    B interesting to hear from AD what his field impressions were, particularly the shade of the adult mantle feathers, as this is very hard to assess in the pic without having a LBBG standing next to it. As I’ve said before, photos can be very misleading!
    I wonder if the bird is still there…
    Cheers, Michael James Duckham.

  6. Very sure the same bird was there this morning. Got more pix but can't post until later.

  7. Interesting stuff. I've looked closely at LBBG's today and can see your point about the head shape (and chin area)- the colour of the adult type mantle feathers still intruige me though. Mike and Pete, your gull knowledge is certainly inspiring and makes me realise my inadequacies in this area - keep it up.

    Next winter, I'm certainly up for a North Wales birders foray into the North west or further afield for some gulling. As Mike said in the pub last night - it would be great to be able to bounce ideas off each other and discuss features while watching real birds rather than looking at photographs.

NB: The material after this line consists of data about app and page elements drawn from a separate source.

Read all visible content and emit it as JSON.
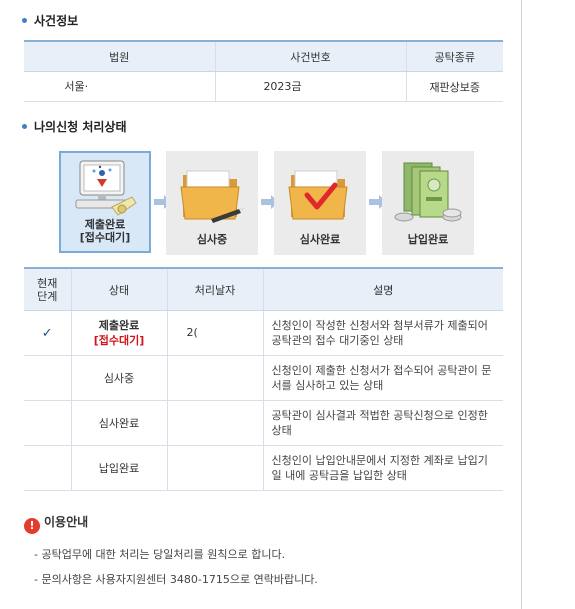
{
  "case_info": {
    "title": "사건정보",
    "headers": [
      "법원",
      "사건번호",
      "공탁종류"
    ],
    "row": {
      "court": "서울·",
      "case_no": "2023금",
      "deposit_type": "재판상보증"
    }
  },
  "progress": {
    "title": "나의신청 처리상태",
    "steps": [
      {
        "label": "제출완료",
        "sub": "[접수대기]",
        "icon": "computer-document-icon"
      },
      {
        "label": "심사중",
        "sub": "",
        "icon": "folder-pencil-icon"
      },
      {
        "label": "심사완료",
        "sub": "",
        "icon": "folder-check-icon"
      },
      {
        "label": "납입완료",
        "sub": "",
        "icon": "money-bills-icon"
      }
    ]
  },
  "status_table": {
    "headers": {
      "current": "현재\n단계",
      "state": "상태",
      "date": "처리날자",
      "desc": "설명"
    },
    "rows": [
      {
        "check": "✓",
        "state": "제출완료",
        "state_sub": "[접수대기]",
        "date": "2(",
        "desc": "신청인이 작성한 신청서와 첨부서류가 제출되어 공탁관의 접수 대기중인 상태"
      },
      {
        "check": "",
        "state": "심사중",
        "state_sub": "",
        "date": "",
        "desc": "신청인이 제출한 신청서가 접수되어 공탁관이 문서를 심사하고 있는 상태"
      },
      {
        "check": "",
        "state": "심사완료",
        "state_sub": "",
        "date": "",
        "desc": "공탁관이 심사결과 적법한 공탁신청으로 인정한 상태"
      },
      {
        "check": "",
        "state": "납입완료",
        "state_sub": "",
        "date": "",
        "desc": "신청인이 납입안내문에서 지정한 계좌로 납입기일 내에 공탁금을 납입한 상태"
      }
    ]
  },
  "notice": {
    "icon_text": "!",
    "title": "이용안내",
    "lines": [
      "- 공탁업무에 대한 처리는 당일처리를 원칙으로 합니다.",
      "- 문의사항은 사용자지원센터 3480-1715으로 연락바랍니다."
    ]
  }
}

Perhaps Pete could join us and be our gull guru for the day?

  8. That's a great idea Marc. TBH i'd love a sesh at Seaforth, not been there for a v long time, and they've got civilised things like hides!!
    Wonder if Pete could get us a day pass....

  9. Hi all,
    First off, any shots showing the spread wing and tail? These could be really helpful, even if of relatively poor quality.
    With regard to ageing, I would lean towards 3cy: the tertials really don't look ideal for retained juvenile feathers, with respect to their pattern, even allowing for wear. The apparently pale iris also supports 3cy. As such, the general whiteness of the head and body feathers would not necessarily support michahellis, though, of course, it would not rule against it either.
    I do recall that the first 'adult-like' grey mantle/scapular feathers on graellsii LBBG can often come through paler than the equivalent feathers on older birds, so I wouldn't let the apparent tones of these feathers here lead me to exclude that species. The lack of grey coverts, or adult-type innermost tertials, would be (slightly?) atypical for YLGU in April...most 2nd-winters that we had here when Youghal dump was more productive had adult-type innermost tertials by January, and had probably moulted these in some time in the previous autumn. I'm not as confident about excluding argentatus on (apparent) structure just based on these two images, but I do agree that the most likely solution is a 3cy graellsii LBBG, presumably a male on bulk. A shot of the open wing could decide this...

  10. Hi, well I`m sure access to Seaforth could be arranged but gull-wise it wouldn`t be that good.THE place to go gulling in the NW is Richmond Bank, near Sankey in Cheshire.Over the last three winters ,I ,along with others, have checked out the gulls here ( often 20,000+).Over 20 Caspian Gulls have been recorded in that period along with c20 Icelands and c10 Glaucous Gulls.Two Ring-billeds, a Kumlien`s and many Yellow-leggeds have also been recorded.We don`t start checking again until the end of November( too many other birds to see during the rest of the year!) and the best period is normally February-March.Feel free to contact me next winter when visits up onto the tip will hopefully also take place.

  11. Yep i'd agree, RB is deffo the best place for gulling; i've been going there since the mid-90's, but haven't been to Seaforth for absolutely yonks!